Back to Resource Center

Turning the promise of multipurpose prevention technologies into a market reality: a commentary

The promise of multipurpose prevention technologies (MPTs) for the prevention of HIV and unintended pregnancy are on the horizon. While many are still in clinical development, others are closer to becoming a realistic, accessible option for users, like the dual prevention pill (DPP). Researchers, governments, donors, and implementers will have to collaboratively address systemic challenges to successfully introduce and scale-up MPTs. To ensure the rollout of MPTs is successful, the global community should address user and country-specific needs, coordinate with advocates and policymakers, and set a realistic plan for product introduction and scale-up that considers the needs of both family planning (FP) and HIV programs, while laying the groundwork for future new product introduction. To achieve these aims, global and regional stakeholder coordination should emphasize country-led, person-centered decision-making while addressing: (1) procurement and supply chain barriers; (2) the potential burden on health systems; and (3) the impact on current programs.

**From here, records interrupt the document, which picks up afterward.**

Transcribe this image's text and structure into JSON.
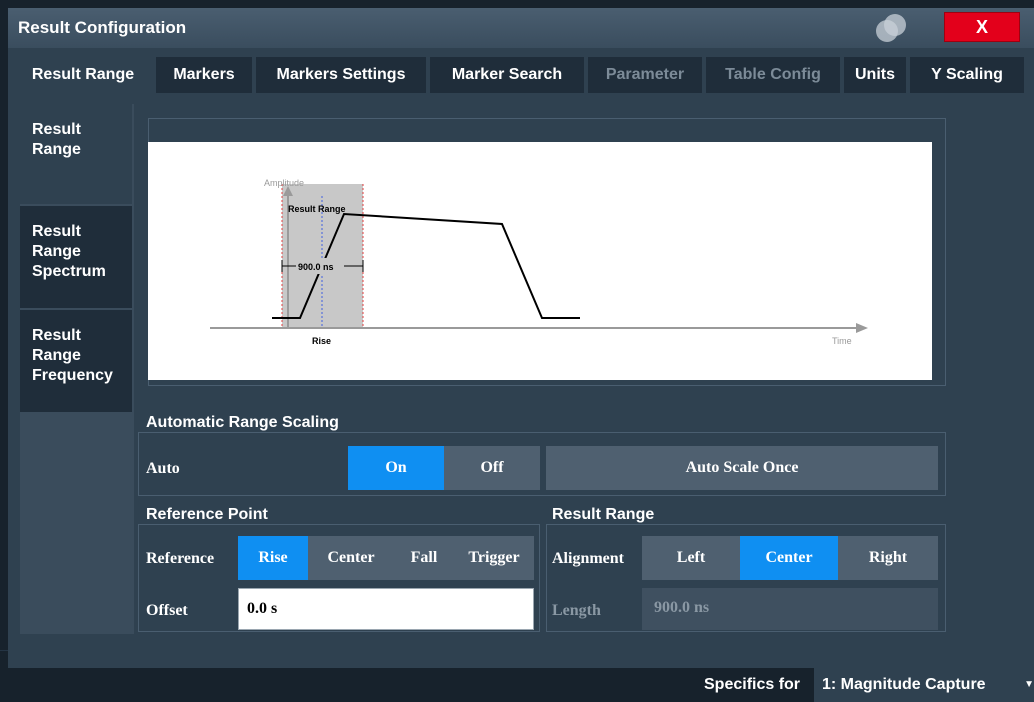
{
  "window": {
    "title": "Result Configuration",
    "close_label": "X"
  },
  "tabs": [
    {
      "label": "Result Range",
      "active": true,
      "disabled": false
    },
    {
      "label": "Markers",
      "active": false,
      "disabled": false
    },
    {
      "label": "Markers Settings",
      "active": false,
      "disabled": false
    },
    {
      "label": "Marker Search",
      "active": false,
      "disabled": false
    },
    {
      "label": "Parameter",
      "active": false,
      "disabled": true
    },
    {
      "label": "Table Config",
      "active": false,
      "disabled": true
    },
    {
      "label": "Units",
      "active": false,
      "disabled": false
    },
    {
      "label": "Y Scaling",
      "active": false,
      "disabled": false
    }
  ],
  "subtabs": [
    {
      "label": "Result Range",
      "active": true
    },
    {
      "label": "Result Range Spectrum",
      "active": false
    },
    {
      "label": "Result Range Frequency",
      "active": false
    }
  ],
  "diagram": {
    "amplitude_label": "Amplitude",
    "result_range_label": "Result Range",
    "length_label": "900.0 ns",
    "rise_label": "Rise",
    "time_label": "Time"
  },
  "auto_scaling": {
    "title": "Automatic Range Scaling",
    "auto_label": "Auto",
    "on_label": "On",
    "off_label": "Off",
    "selected": "On",
    "auto_scale_once_label": "Auto Scale Once"
  },
  "reference_point": {
    "title": "Reference Point",
    "reference_label": "Reference",
    "options": [
      "Rise",
      "Center",
      "Fall",
      "Trigger"
    ],
    "selected": "Rise",
    "offset_label": "Offset",
    "offset_value": "0.0 s"
  },
  "result_range": {
    "title": "Result Range",
    "alignment_label": "Alignment",
    "options": [
      "Left",
      "Center",
      "Right"
    ],
    "selected": "Center",
    "length_label": "Length",
    "length_value": "900.0 ns"
  },
  "footer": {
    "specifics_label": "Specifics for",
    "specifics_value": "1: Magnitude Capture"
  },
  "colors": {
    "accent": "#0f8ff2",
    "close": "#e3001b",
    "panel": "#2f4150"
  }
}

November 2023

Click for full info +

Full Info:


Resource Type:

Database
Journal Article
Journal Article
MPT Article
Resource

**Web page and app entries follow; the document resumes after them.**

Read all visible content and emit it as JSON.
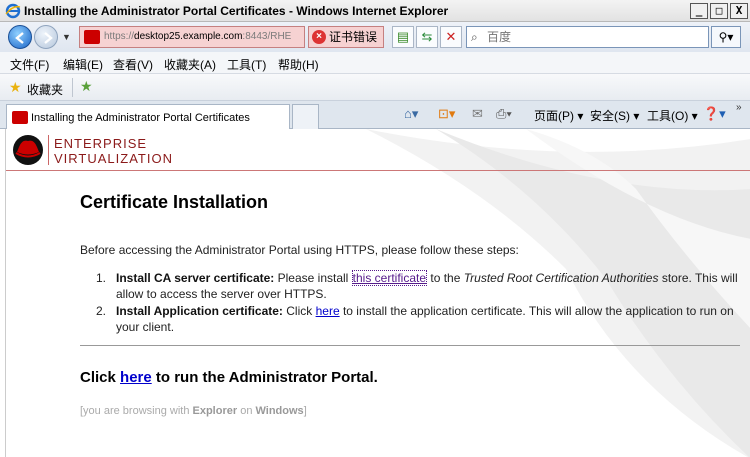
{
  "window": {
    "title": "Installing the Administrator Portal Certificates - Windows Internet Explorer",
    "min_label": "_",
    "max_label": "□",
    "close_label": "X"
  },
  "address": {
    "url_prefix": "https://",
    "url_host": "desktop25.example.com",
    "url_rest": ":8443/RHE",
    "cert_error": "证书错误",
    "search_placeholder": "百度"
  },
  "menu": [
    "文件(F)",
    "编辑(E)",
    "查看(V)",
    "收藏夹(A)",
    "工具(T)",
    "帮助(H)"
  ],
  "favorites": {
    "label": "收藏夹"
  },
  "tab": {
    "title": "Installing the Administrator Portal Certificates"
  },
  "commandbar": {
    "page": "页面(P)",
    "safety": "安全(S)",
    "tools": "工具(O)"
  },
  "brand": {
    "line1": "ENTERPRISE",
    "line2": "VIRTUALIZATION"
  },
  "content": {
    "heading": "Certificate Installation",
    "intro": "Before accessing the Administrator Portal using HTTPS, please follow these steps:",
    "steps": [
      {
        "num": "1.",
        "title": "Install CA server certificate:",
        "pre": " Please install ",
        "link": "this certificate",
        "mid": " to the ",
        "em": "Trusted Root Certification Authorities",
        "post": " store. This will allow to access the server over HTTPS."
      },
      {
        "num": "2.",
        "title": "Install Application certificate:",
        "pre": " Click ",
        "link": "here",
        "post": " to install the application certificate. This will allow the application to run on your client."
      }
    ],
    "run_pre": "Click ",
    "run_link": "here",
    "run_post": " to run the Administrator Portal.",
    "browsing_pre": "[you are browsing with ",
    "browsing_browser": "Explorer",
    "browsing_mid": " on ",
    "browsing_os": "Windows",
    "browsing_post": "]"
  },
  "colors": {
    "brand_red": "#8b1a1a",
    "link": "#0000cc",
    "visited": "#551a8b",
    "cert_error_bg": "#f6d2d2"
  }
}
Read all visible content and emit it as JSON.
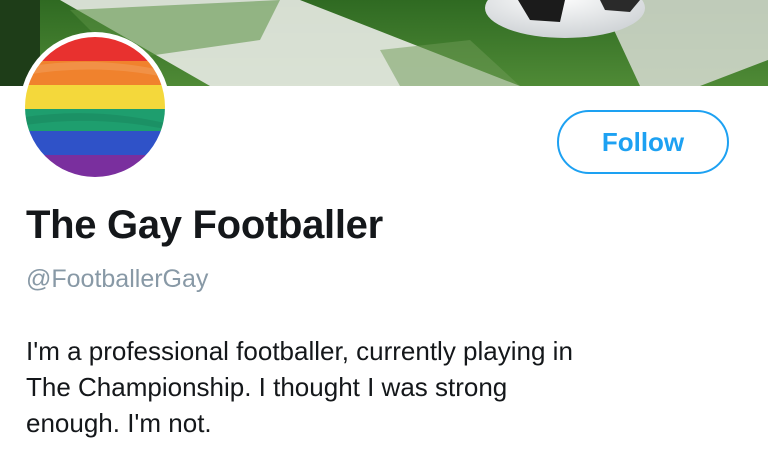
{
  "profile": {
    "display_name": "The Gay Footballer",
    "handle": "@FootballerGay",
    "bio_lines": [
      "I'm a professional footballer, currently playing in",
      "The Championship. I thought I was strong",
      "enough. I'm not."
    ],
    "follow_label": "Follow"
  },
  "banner": {
    "image": "soccer-ball-on-grass"
  },
  "avatar": {
    "image": "rainbow-pride-flag"
  },
  "colors": {
    "accent": "#1da1f2",
    "text": "#14171a",
    "muted": "#8899a6",
    "grass": "#3f7a2c"
  }
}
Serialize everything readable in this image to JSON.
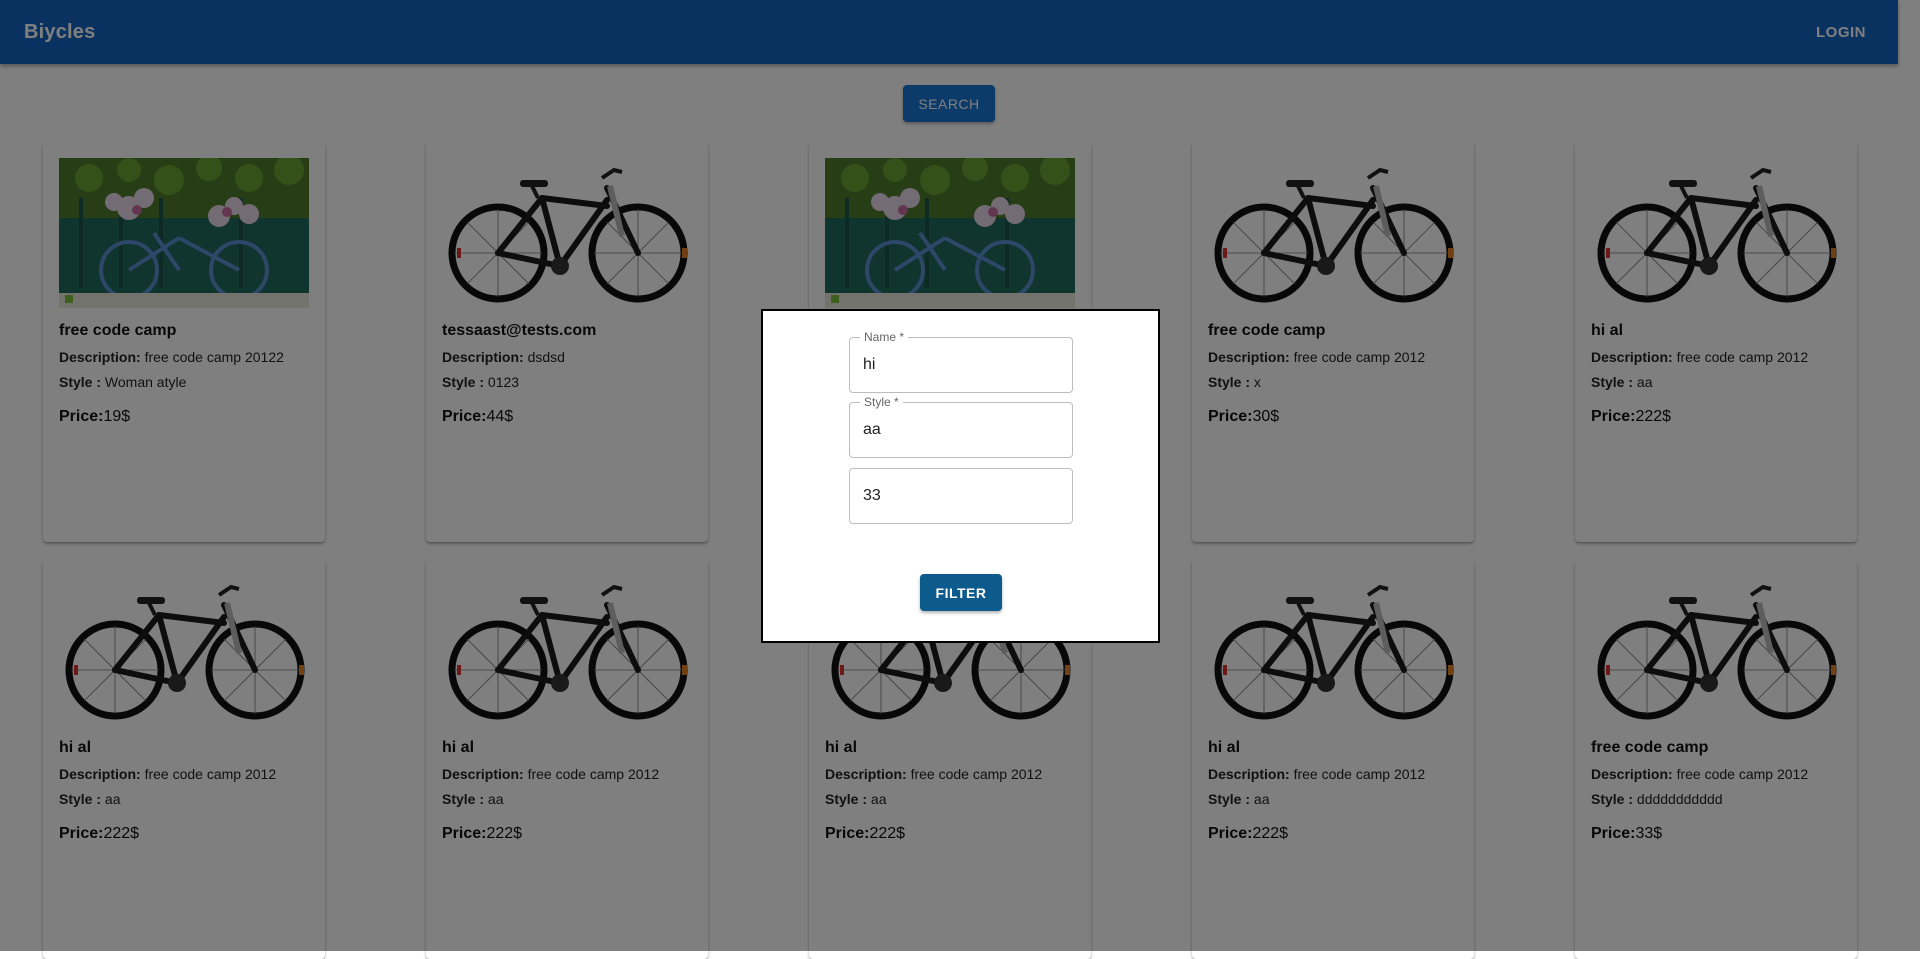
{
  "appbar": {
    "title": "Biycles",
    "login_label": "LOGIN"
  },
  "search_label": "SEARCH",
  "card_labels": {
    "description": "Description:",
    "style": "Style :",
    "price": "Price:"
  },
  "cards": [
    {
      "image": "flowers-bike-photo",
      "name": "free code camp",
      "description": "free code camp 20122",
      "style": "Woman atyle",
      "price": "19$"
    },
    {
      "image": "black-bike-photo",
      "name": "tessaast@tests.com",
      "description": "dsdsd",
      "style": "0123",
      "price": "44$"
    },
    {
      "image": "flowers-bike-photo",
      "name": "",
      "description": "",
      "style": "",
      "price": ""
    },
    {
      "image": "black-bike-photo",
      "name": "free code camp",
      "description": "free code camp 2012",
      "style": "x",
      "price": "30$"
    },
    {
      "image": "black-bike-photo",
      "name": "hi al",
      "description": "free code camp 2012",
      "style": "aa",
      "price": "222$"
    },
    {
      "image": "black-bike-photo",
      "name": "hi al",
      "description": "free code camp 2012",
      "style": "aa",
      "price": "222$"
    },
    {
      "image": "black-bike-photo",
      "name": "hi al",
      "description": "free code camp 2012",
      "style": "aa",
      "price": "222$"
    },
    {
      "image": "black-bike-photo",
      "name": "hi al",
      "description": "free code camp 2012",
      "style": "aa",
      "price": "222$"
    },
    {
      "image": "black-bike-photo",
      "name": "hi al",
      "description": "free code camp 2012",
      "style": "aa",
      "price": "222$"
    },
    {
      "image": "black-bike-photo",
      "name": "free code camp",
      "description": "free code camp 2012",
      "style": "ddddddddddd",
      "price": "33$"
    }
  ],
  "modal": {
    "name_field": {
      "label": "Name *",
      "value": "hi"
    },
    "style_field": {
      "label": "Style *",
      "value": "aa"
    },
    "price_field": {
      "value": "33"
    },
    "filter_label": "FILTER"
  },
  "colors": {
    "appbar": "#1565c0",
    "button": "#1976d2",
    "overlay": "rgba(0,0,0,0.5)"
  }
}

Citation:

The promise of multipurpose prevention technologies (MPTs) for the prevention of HIV and unintended pregnancy are on the horizon. While many are still in clinical development, others are closer to becoming a realistic, accessible option for users, like the dual prevention pill (DPP). Researchers, governments, donors, and implementers will have to collaboratively address systemic challenges to successfully introduce and scale-up MPTs. To ensure the rollout of MPTs is successful, the global community should address user and country-specific needs, coordinate with advocates and policymakers, and set a realistic plan for product introduction and scale-up that considers the needs of both family planning (FP) and HIV programs, while laying the groundwork for future new product introduction. To achieve these aims, global and regional stakeholder coordination should emphasize country-led, person-centered decision-making while addressing: (1) procurement and supply chain barriers; (2) the potential burden on health systems; and (3) the impact on current programs.

View Journal Article

 

Authors: Dam, A., Schueller, J., Peine, K.J., Mason, J., Dorward, E. and Vij, A.

Health Risks(s):

  • HIV
  • Unintended Pregnancy

Product type(s):

  • HIVtreatment
  • MPTs

Topic(s):

  • Policy
  • Development
  • Product Introduction
  • Social

Back to Resource Center